+++ DATA SHOWN +++

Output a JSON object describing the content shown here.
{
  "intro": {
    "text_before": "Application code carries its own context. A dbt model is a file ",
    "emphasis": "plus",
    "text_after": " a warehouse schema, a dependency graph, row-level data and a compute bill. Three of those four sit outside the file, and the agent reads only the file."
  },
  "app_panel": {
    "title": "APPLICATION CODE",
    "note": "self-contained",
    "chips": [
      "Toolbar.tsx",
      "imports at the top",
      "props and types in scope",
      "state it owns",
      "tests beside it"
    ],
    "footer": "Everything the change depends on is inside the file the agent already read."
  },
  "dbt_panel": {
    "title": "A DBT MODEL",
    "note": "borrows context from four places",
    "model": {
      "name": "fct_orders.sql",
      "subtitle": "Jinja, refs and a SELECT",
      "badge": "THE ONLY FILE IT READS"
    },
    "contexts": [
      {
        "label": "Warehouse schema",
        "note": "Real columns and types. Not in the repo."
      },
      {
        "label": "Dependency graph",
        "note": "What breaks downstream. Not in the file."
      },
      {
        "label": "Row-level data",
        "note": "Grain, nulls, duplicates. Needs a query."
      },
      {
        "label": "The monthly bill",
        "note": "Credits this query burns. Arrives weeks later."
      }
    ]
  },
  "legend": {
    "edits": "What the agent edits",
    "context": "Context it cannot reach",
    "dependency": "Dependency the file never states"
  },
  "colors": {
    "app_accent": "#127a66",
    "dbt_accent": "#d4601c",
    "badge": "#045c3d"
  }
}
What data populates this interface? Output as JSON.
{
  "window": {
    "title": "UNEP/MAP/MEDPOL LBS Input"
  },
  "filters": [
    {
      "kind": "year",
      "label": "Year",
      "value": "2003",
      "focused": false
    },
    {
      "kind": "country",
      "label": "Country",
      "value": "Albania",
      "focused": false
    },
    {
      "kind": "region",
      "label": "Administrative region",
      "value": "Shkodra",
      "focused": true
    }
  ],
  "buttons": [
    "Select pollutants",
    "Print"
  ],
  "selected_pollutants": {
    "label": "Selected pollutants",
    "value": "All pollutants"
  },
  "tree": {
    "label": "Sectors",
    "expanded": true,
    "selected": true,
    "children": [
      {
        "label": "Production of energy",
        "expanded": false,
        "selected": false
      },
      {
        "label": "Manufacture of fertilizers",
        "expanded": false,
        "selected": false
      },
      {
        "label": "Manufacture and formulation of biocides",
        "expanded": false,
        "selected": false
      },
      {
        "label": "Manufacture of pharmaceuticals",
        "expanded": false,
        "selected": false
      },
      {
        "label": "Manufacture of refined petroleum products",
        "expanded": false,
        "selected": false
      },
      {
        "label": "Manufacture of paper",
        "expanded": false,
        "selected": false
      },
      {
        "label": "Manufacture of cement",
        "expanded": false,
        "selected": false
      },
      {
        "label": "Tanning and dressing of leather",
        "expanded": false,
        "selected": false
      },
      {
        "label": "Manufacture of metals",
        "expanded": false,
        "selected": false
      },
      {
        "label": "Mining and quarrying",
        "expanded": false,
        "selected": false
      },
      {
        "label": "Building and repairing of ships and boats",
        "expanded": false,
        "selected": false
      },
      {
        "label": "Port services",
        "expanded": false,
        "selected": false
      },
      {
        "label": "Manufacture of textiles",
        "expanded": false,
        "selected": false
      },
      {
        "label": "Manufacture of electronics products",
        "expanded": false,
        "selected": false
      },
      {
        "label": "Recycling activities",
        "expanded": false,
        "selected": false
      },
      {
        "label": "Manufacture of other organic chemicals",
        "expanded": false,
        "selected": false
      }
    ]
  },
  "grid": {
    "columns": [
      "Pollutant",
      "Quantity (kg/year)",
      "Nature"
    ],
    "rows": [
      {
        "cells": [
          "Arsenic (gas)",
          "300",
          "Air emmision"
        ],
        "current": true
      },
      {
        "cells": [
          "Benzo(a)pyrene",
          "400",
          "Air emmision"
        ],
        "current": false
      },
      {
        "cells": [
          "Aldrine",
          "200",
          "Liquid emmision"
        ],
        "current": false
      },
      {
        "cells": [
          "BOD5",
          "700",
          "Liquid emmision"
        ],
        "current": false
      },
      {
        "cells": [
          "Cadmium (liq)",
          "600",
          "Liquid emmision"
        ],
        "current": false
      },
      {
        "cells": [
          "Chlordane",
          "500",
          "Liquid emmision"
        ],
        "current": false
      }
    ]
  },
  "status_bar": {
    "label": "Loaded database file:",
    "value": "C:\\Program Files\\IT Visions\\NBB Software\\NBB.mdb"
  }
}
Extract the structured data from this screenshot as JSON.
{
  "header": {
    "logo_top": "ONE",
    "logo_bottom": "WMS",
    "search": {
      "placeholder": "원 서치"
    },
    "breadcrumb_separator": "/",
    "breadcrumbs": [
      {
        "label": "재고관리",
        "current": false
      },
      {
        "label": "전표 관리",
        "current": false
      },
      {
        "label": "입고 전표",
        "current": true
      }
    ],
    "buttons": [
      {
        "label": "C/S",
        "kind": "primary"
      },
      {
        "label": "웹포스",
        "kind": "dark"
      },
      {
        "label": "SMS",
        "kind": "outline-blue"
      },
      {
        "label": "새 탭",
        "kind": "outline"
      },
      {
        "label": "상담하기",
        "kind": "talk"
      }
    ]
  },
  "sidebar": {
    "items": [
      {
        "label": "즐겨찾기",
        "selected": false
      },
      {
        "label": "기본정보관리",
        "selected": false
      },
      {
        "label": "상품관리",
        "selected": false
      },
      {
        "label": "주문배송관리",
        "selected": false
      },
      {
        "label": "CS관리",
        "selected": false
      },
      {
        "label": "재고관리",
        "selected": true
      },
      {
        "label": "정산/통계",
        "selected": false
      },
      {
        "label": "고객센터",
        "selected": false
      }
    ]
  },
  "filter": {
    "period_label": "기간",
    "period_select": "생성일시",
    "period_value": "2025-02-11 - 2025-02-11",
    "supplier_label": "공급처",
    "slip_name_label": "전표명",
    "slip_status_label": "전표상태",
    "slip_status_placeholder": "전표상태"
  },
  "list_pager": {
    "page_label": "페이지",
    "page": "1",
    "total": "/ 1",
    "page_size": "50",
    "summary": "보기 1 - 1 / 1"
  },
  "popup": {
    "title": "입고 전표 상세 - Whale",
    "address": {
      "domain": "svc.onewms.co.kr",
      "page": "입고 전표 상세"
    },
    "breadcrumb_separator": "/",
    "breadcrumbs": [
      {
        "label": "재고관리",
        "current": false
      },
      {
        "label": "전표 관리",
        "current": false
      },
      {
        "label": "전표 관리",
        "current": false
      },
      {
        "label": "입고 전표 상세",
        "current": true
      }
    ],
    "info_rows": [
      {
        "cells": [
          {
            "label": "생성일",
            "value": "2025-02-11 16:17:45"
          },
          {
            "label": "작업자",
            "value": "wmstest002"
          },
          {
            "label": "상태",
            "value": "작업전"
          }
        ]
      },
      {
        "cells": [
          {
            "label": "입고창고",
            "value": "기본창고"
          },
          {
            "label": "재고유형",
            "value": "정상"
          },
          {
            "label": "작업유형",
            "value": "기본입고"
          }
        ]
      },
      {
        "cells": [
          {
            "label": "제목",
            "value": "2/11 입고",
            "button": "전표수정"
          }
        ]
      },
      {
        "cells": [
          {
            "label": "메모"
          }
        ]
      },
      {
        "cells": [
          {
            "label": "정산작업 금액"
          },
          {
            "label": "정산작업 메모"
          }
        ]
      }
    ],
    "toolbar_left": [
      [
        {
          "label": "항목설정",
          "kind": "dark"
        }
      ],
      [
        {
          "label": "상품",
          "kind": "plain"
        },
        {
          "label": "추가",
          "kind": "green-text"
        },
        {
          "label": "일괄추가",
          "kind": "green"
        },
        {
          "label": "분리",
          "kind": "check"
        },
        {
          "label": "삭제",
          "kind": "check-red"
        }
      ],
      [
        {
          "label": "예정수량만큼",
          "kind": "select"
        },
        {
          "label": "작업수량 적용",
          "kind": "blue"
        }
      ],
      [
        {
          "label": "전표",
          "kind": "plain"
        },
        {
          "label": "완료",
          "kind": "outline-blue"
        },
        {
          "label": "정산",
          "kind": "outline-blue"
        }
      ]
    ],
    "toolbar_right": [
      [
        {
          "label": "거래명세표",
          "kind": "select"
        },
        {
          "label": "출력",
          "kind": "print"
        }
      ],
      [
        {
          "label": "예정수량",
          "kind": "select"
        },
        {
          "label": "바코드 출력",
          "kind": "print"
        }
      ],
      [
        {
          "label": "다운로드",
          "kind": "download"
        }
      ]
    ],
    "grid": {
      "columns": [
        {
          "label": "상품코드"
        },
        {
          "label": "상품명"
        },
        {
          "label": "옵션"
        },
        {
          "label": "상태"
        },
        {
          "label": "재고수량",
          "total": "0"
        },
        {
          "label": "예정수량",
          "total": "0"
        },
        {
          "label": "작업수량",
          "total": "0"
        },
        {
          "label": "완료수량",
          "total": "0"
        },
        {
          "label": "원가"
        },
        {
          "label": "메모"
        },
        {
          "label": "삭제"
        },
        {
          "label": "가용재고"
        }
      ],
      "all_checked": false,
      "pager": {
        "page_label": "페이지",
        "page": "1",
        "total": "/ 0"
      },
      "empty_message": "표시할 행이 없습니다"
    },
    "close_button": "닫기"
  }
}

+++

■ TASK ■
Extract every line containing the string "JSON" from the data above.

■ SOLUTION TO THIS TASK ■
Output a JSON object describing the content shown here.
What data populates this interface? Output as JSON.
Extract the structured data from this screenshot as JSON.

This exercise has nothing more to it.